After making Assamese study compulsory without making it mandatory for qualifying in the Class 10 boards, Seba has withdrawn its latest notification that had triggered a fresh controversy regarding the study of Assamese language in schools affiliated to Seba.
Earlier, appearing in the Assamese subject was not mandatory to pass the Class 10 board exam in Assam under the state board. There is no change in the policy, but Seba’s recent notification made it compulsory to read Assamese as a subject in Class 9 and 10 in the schools affiliated to it.
The board brought out the notification stating that one has to study Assamese till Class 10, but if the student wants, he or she can opt for the Assamese paper as the seventh subject. The marks of the seventh subject, however, won’t be counted in the overall percentage of the examinees, as per the notification.
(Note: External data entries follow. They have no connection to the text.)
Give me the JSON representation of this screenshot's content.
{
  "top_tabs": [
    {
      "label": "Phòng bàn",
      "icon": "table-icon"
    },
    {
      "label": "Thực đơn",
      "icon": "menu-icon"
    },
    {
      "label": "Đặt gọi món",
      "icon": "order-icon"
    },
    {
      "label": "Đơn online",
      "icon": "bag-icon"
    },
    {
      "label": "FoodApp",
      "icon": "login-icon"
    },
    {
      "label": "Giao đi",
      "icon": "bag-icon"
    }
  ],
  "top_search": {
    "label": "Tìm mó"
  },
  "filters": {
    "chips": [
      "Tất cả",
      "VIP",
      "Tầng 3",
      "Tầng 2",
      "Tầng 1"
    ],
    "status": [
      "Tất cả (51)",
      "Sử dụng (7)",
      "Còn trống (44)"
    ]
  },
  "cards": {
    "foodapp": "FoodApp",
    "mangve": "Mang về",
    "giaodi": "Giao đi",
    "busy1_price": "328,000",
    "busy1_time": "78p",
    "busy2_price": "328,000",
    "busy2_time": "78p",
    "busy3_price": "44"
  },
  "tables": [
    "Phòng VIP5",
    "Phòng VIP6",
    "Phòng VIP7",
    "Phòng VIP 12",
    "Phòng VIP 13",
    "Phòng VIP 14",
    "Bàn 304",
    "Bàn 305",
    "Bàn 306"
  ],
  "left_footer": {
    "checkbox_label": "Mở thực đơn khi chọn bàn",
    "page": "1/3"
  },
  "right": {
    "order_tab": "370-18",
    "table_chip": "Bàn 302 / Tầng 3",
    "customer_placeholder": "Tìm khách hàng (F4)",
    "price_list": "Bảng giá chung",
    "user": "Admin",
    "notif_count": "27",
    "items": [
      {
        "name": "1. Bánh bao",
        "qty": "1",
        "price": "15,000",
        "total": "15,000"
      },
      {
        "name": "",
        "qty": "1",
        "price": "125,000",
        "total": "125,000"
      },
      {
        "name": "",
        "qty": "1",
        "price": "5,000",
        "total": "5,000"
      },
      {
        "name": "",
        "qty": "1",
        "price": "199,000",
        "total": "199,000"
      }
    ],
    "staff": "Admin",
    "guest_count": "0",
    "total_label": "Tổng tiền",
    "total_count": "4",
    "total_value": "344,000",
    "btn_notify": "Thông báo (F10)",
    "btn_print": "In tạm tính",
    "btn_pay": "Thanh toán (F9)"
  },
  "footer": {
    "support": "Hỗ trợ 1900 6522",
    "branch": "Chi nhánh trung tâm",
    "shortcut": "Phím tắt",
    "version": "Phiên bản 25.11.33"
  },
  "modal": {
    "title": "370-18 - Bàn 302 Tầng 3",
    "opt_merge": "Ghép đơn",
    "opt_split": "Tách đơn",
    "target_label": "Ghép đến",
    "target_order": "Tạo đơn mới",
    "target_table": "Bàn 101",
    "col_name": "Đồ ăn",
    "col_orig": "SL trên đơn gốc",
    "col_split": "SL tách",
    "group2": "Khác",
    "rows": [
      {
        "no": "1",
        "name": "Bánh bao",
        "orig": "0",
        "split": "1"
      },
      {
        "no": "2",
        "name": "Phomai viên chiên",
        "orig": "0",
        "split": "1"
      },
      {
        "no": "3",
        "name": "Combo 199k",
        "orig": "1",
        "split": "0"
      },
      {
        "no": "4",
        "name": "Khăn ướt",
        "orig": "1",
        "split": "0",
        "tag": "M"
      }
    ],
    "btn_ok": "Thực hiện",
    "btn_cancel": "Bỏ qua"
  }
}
Leading organizations like the All Assam Students’ Union (Aasu) and Asam Sahitya Sabha (ASS) were up in arms against the notification, which they said has given scope to a student with Assamese mother-tongue to qualify for the Class 10 boards even without passing in the Assamese subject. “If the marks of the seventh subject Assamese is not counted in the overall performance of a student, he or she may not study it sincerely,” said Dipanka Kumar Nath, president of Aasu.
Seba’s notification said that if a student doesn’t take Assamese as a compulsory Modern Indian Language paper or as an elective subject, he or she can appear in Assamese as the seventh paper.
While the Class 10 board examinees under CBSE have to appear in five subjects with a total of 500 marks, Seba students are already appearing for six subjects (600 marks) to pass the Class 10 boards. Nath said that the notification should be permanently scrapped because no student will appear for 700 marks under Seba, when other boards have the system of 500 marks in Class 10 boards.
The ASS on Monday convened a crucial meeting with various stakeholders, including representatives from Seba, on the issue. Sabha president and noted litterateur Kuladhar Saikia said that Seba has assured them that controversial notification would be corrected.
The Aasu representatives in the meeting, however, said that the student body is adamant that the board must come up with a new policy under which no student with Assamese mother tongue can pass the Class 10 boards without qualifying in the Assamese paper.
“In many English medium schools, there was a tendency to prefer Hindi and other languages over Assamese. Aasu is happy with the temporary suspension of the Seba notification but it should be scrapped forever,” said Aasu vice-president Utpal Sarma, who was present in the meeting.